“The Anti-Corruption Bureau has not received any allegation in relation to Eland Coal Mine Limited. The Bureau would like to request… the concerned people in the area to formally lodge a complaint on the issue in order for it to see what action it can take,” said Ndala.
Secretary to the Treasury Ben Botolo conceded in an interview that separation of power between government institutions sometimes create loopholes although he was quick to emphasize that there is strong coordination between government institutions.
“There is coordination but somebody is not doing his job. For example monitoring of mines, is it the work of treasury? No! Is it MRA to do value and taxations, yes! That’s why we created it. Is it Ministry of Natural Resources energy department of mines to do it? Yes! Because they are in there,” said Botolo.
Perhaps Eland like Paladin Energy, which mined uranium in the same district took advantage of Malawi’s lax and archaic legislation and smiled all the way to the Banks to cash their pay cheques.
Malawi may be missing a huge opportunity to curb poverty because it continues to rely on an outdated, opaque mining law that restricts tax and royalty revenues and encourages corruption.
The mining industry in Malawi is regulated by different legislations including the Environmental Impact Assessment Guidelines for Mining Projects (2002), the Environmental Management Act, the Mines and Mineral Act (1981), the Water Resources Act, the Occupation Health and Safety and Welfare Act, the Forestry Act, the Land Act as well as the Public Roads Act.

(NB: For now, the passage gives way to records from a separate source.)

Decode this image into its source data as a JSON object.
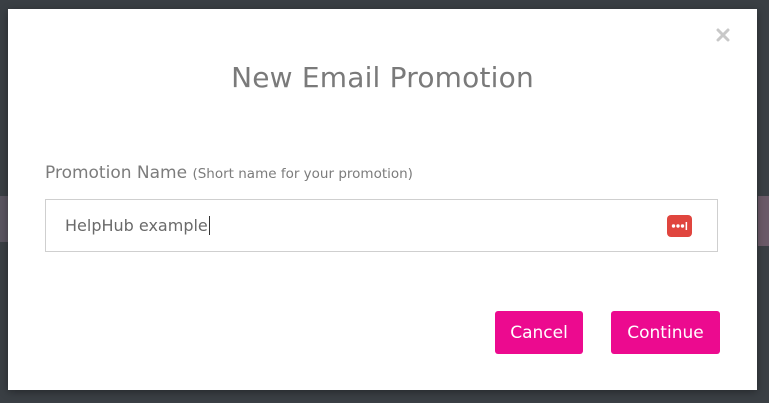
{
  "modal": {
    "title": "New Email Promotion",
    "close_icon": "close-icon"
  },
  "form": {
    "label": "Promotion Name",
    "hint": "(Short name for your promotion)",
    "value": "HelpHub example",
    "password_manager_icon": "password-manager-icon"
  },
  "actions": {
    "cancel_label": "Cancel",
    "continue_label": "Continue"
  },
  "colors": {
    "accent": "#ec0a8f",
    "password_manager": "#e0453e",
    "title_text": "#7a7a7a"
  }
}
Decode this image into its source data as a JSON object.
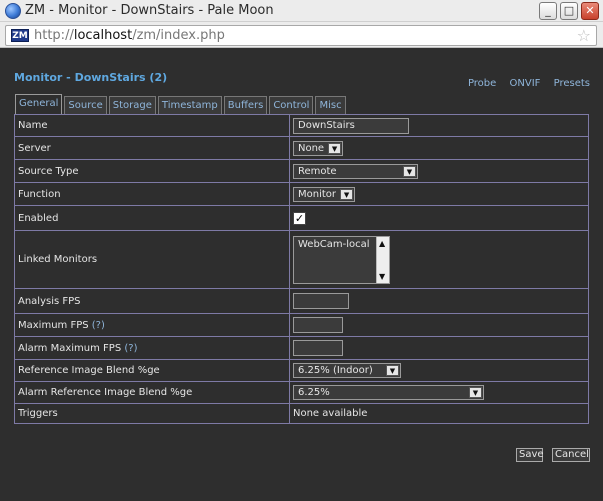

More than half of this nation’s 18m citizens live in poverty, while foreign mining companies are arriving in ever-larger numbers to exploit Malawi’s subterranean riches.
The ministry of mines says so far it has issued more than 180 licenses both exploration and mining and is also processing many more.
- The Centre for Investigative Journalism (CIJM) – http://investigative-malawi.com-supported this story.